Exercise brief → Nothing but the exact text of the entries should appear in your answer; pictures stay out.

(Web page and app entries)
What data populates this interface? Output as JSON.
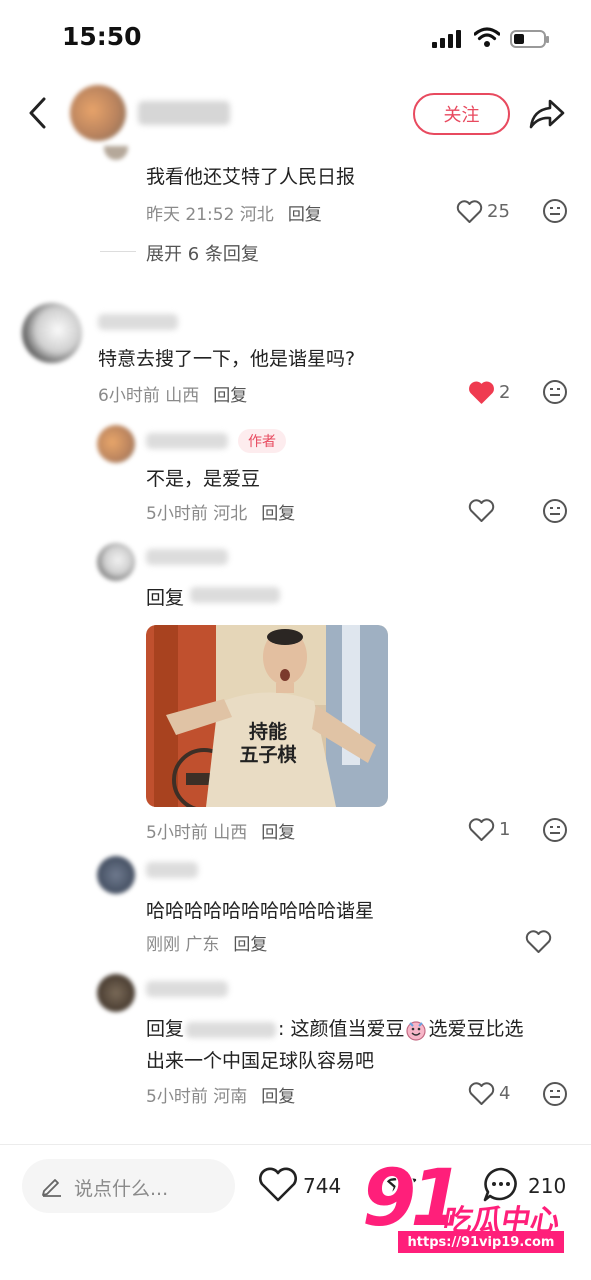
{
  "status_bar": {
    "time": "15:50"
  },
  "header": {
    "follow_label": "关注"
  },
  "comments": [
    {
      "text": "我看他还艾特了人民日报",
      "time": "昨天 21:52",
      "location": "河北",
      "reply_label": "回复",
      "likes": "25"
    },
    {
      "expand_label": "展开 6 条回复"
    },
    {
      "text": "特意去搜了一下，他是谐星吗?",
      "time": "6小时前",
      "location": "山西",
      "reply_label": "回复",
      "likes": "2",
      "liked": true
    },
    {
      "author_tag": "作者",
      "text": "不是，是爱豆",
      "time": "5小时前",
      "location": "河北",
      "reply_label": "回复"
    },
    {
      "text_prefix": "回复",
      "time": "5小时前",
      "location": "山西",
      "reply_label": "回复",
      "likes": "1",
      "image_shirt_text": "持能 五子棋"
    },
    {
      "text": "哈哈哈哈哈哈哈哈哈哈谐星",
      "time": "刚刚",
      "location": "广东",
      "reply_label": "回复"
    },
    {
      "text_prefix": "回复",
      "text_line1": ": 这颜值当爱豆",
      "text_line1b": "选爱豆比选",
      "text_line2": "出来一个中国足球队容易吧",
      "time": "5小时前",
      "location": "河南",
      "reply_label": "回复",
      "likes": "4"
    }
  ],
  "bottom_bar": {
    "placeholder": "说点什么...",
    "likes": "744",
    "comments": "210"
  },
  "watermark": {
    "number": "91",
    "text": "吃瓜中心",
    "url": "https://91vip19.com"
  },
  "colors": {
    "accent": "#e84a5f",
    "watermark": "#ff1f7a"
  }
}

Answer section →
What data populates this interface? Output as JSON.
{
  "status_bar": {
    "time": "15:50"
  },
  "header": {
    "follow_label": "关注"
  },
  "comments": [
    {
      "text": "我看他还艾特了人民日报",
      "time": "昨天 21:52",
      "location": "河北",
      "reply_label": "回复",
      "likes": "25"
    },
    {
      "expand_label": "展开 6 条回复"
    },
    {
      "text": "特意去搜了一下，他是谐星吗?",
      "time": "6小时前",
      "location": "山西",
      "reply_label": "回复",
      "likes": "2",
      "liked": true
    },
    {
      "author_tag": "作者",
      "text": "不是，是爱豆",
      "time": "5小时前",
      "location": "河北",
      "reply_label": "回复"
    },
    {
      "text_prefix": "回复",
      "time": "5小时前",
      "location": "山西",
      "reply_label": "回复",
      "likes": "1",
      "image_shirt_text": "持能 五子棋"
    },
    {
      "text": "哈哈哈哈哈哈哈哈哈哈谐星",
      "time": "刚刚",
      "location": "广东",
      "reply_label": "回复"
    },
    {
      "text_prefix": "回复",
      "text_line1": ": 这颜值当爱豆",
      "text_line1b": "选爱豆比选",
      "text_line2": "出来一个中国足球队容易吧",
      "time": "5小时前",
      "location": "河南",
      "reply_label": "回复",
      "likes": "4"
    }
  ],
  "bottom_bar": {
    "placeholder": "说点什么...",
    "likes": "744",
    "comments": "210"
  },
  "watermark": {
    "number": "91",
    "text": "吃瓜中心",
    "url": "https://91vip19.com"
  },
  "colors": {
    "accent": "#e84a5f",
    "watermark": "#ff1f7a"
  }
}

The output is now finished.